**REQUIRED ACTION:** Only the lines containing "date" should appear in the answer, copied from the listing below.

------------------------------------------------------------------------

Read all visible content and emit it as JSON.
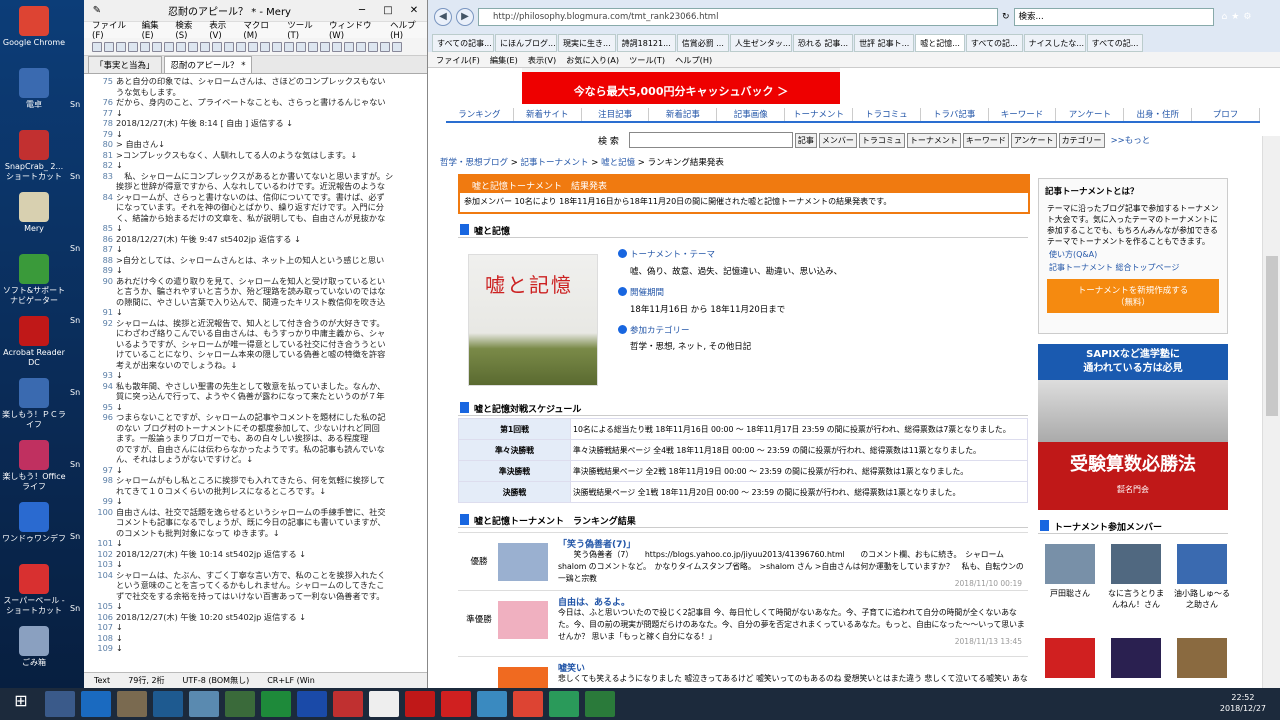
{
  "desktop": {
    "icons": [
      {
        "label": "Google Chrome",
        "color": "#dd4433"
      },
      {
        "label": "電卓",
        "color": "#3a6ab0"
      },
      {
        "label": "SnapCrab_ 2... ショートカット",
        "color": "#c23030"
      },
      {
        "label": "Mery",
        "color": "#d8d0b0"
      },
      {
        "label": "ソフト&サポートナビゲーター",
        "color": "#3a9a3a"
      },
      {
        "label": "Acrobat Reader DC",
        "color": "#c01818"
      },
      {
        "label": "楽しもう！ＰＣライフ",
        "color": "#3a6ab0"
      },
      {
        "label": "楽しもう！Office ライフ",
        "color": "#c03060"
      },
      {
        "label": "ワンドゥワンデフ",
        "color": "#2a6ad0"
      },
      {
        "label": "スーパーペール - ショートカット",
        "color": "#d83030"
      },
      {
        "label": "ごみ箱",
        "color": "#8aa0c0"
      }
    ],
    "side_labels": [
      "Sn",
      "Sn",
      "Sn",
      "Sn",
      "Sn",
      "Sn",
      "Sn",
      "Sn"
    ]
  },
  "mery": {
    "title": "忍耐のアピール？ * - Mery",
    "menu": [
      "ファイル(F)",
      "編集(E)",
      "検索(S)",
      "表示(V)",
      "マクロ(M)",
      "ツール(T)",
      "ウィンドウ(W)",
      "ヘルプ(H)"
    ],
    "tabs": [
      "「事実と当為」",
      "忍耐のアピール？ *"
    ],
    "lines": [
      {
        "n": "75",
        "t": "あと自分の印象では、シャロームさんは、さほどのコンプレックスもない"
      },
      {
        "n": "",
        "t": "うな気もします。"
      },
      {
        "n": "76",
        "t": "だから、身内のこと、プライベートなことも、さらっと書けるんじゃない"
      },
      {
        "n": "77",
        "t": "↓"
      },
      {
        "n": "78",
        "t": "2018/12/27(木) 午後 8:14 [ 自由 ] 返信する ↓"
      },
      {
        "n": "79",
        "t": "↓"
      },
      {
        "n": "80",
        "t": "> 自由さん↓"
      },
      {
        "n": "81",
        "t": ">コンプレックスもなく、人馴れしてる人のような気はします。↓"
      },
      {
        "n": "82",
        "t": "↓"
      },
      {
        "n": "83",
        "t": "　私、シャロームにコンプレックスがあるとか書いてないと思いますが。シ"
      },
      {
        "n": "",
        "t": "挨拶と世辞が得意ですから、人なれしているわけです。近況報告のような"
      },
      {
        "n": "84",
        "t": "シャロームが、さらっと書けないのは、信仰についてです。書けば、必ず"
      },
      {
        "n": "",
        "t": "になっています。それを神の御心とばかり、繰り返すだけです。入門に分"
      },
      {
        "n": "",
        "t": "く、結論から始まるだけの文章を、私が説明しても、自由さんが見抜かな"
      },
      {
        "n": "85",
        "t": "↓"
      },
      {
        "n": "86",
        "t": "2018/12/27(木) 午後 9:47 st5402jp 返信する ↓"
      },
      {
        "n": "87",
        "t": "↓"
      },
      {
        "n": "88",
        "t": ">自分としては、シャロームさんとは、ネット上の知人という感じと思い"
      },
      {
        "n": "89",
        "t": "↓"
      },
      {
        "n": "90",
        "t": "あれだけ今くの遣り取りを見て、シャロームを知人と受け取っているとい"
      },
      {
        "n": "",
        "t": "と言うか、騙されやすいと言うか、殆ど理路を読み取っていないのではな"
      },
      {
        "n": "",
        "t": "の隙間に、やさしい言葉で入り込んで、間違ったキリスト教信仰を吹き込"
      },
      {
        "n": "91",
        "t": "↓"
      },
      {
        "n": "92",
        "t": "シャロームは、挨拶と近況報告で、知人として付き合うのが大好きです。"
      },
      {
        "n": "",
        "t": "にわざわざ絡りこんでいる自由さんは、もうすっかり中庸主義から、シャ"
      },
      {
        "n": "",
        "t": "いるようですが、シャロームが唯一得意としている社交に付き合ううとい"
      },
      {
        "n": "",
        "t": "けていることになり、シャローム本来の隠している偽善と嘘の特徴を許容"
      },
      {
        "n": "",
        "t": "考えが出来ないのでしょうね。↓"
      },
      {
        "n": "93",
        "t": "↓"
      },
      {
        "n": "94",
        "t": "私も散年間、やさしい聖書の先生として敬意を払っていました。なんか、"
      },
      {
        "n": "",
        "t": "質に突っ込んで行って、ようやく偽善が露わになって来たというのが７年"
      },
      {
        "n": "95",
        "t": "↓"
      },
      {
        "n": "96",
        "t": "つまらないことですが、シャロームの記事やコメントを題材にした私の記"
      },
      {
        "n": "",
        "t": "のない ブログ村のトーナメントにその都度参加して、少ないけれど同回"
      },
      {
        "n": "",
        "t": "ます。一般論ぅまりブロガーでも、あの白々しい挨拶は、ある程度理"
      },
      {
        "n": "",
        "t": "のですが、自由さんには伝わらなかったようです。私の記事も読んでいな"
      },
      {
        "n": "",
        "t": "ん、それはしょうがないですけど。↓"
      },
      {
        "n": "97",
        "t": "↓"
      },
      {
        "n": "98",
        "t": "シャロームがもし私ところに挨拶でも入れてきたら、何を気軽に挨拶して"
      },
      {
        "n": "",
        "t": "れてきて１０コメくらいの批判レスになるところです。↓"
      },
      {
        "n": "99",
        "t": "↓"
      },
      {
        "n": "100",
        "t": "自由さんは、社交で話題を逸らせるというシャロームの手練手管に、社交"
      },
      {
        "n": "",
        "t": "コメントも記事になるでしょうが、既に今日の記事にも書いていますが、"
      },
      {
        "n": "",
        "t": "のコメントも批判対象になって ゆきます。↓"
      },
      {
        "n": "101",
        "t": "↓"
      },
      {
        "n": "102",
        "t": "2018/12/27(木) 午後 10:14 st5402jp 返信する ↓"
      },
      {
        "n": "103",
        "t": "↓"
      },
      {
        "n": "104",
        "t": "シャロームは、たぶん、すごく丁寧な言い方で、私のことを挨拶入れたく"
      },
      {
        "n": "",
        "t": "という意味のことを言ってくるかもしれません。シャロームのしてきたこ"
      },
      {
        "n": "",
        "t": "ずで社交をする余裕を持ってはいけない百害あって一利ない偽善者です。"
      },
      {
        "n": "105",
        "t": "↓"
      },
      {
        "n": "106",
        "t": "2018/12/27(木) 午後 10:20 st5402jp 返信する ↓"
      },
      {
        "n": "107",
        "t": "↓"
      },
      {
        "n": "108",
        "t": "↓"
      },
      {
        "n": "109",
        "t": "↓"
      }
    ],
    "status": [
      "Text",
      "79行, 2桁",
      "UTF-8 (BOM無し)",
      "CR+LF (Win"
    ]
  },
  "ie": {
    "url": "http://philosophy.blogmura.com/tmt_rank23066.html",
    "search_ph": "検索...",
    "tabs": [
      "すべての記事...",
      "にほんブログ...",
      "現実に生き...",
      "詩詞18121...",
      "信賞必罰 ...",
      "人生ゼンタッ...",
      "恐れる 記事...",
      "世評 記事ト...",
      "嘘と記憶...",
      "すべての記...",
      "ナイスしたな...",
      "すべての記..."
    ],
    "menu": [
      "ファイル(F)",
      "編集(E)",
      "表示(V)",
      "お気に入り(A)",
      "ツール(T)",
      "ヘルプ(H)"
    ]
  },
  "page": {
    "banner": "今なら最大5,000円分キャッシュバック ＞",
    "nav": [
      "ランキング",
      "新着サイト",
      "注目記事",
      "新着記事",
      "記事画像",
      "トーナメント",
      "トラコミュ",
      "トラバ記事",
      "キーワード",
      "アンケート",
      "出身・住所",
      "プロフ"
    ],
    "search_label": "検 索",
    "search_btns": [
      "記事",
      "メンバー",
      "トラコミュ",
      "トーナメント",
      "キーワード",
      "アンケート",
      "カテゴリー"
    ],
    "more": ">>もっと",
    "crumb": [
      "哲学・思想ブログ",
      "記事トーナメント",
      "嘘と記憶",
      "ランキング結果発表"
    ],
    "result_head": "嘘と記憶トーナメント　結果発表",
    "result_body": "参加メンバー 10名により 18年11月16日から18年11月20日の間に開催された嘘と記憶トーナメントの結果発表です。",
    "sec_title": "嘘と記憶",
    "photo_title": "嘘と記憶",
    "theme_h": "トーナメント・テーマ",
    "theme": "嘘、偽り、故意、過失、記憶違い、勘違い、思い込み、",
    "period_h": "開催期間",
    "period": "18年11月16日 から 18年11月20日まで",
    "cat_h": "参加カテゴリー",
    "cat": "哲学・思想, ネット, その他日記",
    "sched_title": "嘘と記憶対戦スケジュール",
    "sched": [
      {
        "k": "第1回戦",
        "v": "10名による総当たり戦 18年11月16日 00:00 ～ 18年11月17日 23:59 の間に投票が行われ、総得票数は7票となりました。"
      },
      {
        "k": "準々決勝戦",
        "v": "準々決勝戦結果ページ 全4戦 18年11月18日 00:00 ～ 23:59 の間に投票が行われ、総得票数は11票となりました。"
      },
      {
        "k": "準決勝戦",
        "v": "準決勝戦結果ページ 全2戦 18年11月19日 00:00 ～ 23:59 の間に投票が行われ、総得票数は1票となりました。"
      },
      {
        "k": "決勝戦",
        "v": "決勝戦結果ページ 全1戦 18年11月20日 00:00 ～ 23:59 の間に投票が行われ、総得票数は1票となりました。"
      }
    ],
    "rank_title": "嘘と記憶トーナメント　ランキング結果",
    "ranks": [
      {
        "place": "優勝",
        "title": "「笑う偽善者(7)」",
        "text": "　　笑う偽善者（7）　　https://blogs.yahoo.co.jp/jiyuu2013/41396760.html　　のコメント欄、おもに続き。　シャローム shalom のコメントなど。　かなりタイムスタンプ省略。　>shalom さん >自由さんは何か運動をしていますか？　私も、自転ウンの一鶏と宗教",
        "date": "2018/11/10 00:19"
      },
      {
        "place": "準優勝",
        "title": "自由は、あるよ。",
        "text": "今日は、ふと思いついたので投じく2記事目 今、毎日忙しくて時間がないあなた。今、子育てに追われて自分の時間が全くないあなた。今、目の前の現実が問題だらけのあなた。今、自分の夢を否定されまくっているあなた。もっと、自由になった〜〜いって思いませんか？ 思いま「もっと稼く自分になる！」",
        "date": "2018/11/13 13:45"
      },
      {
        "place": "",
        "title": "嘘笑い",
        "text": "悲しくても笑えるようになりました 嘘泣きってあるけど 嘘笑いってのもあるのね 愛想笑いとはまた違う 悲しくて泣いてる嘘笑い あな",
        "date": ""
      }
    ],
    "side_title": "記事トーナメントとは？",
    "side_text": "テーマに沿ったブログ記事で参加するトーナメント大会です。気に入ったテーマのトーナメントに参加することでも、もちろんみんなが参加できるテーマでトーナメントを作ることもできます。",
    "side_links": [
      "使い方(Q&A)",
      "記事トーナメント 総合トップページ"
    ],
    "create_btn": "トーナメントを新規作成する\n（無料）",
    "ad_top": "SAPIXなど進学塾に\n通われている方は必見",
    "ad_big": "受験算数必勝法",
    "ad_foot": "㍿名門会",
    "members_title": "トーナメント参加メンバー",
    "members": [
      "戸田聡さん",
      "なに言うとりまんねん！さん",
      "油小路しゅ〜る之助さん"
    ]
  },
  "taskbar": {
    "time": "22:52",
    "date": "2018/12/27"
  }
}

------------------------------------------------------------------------

**RESPONSE TO THE TASK:**
        "date": "2018/11/10 00:19"
        "date": "2018/11/13 13:45"
        "date": ""
    "date": "2018/12/27"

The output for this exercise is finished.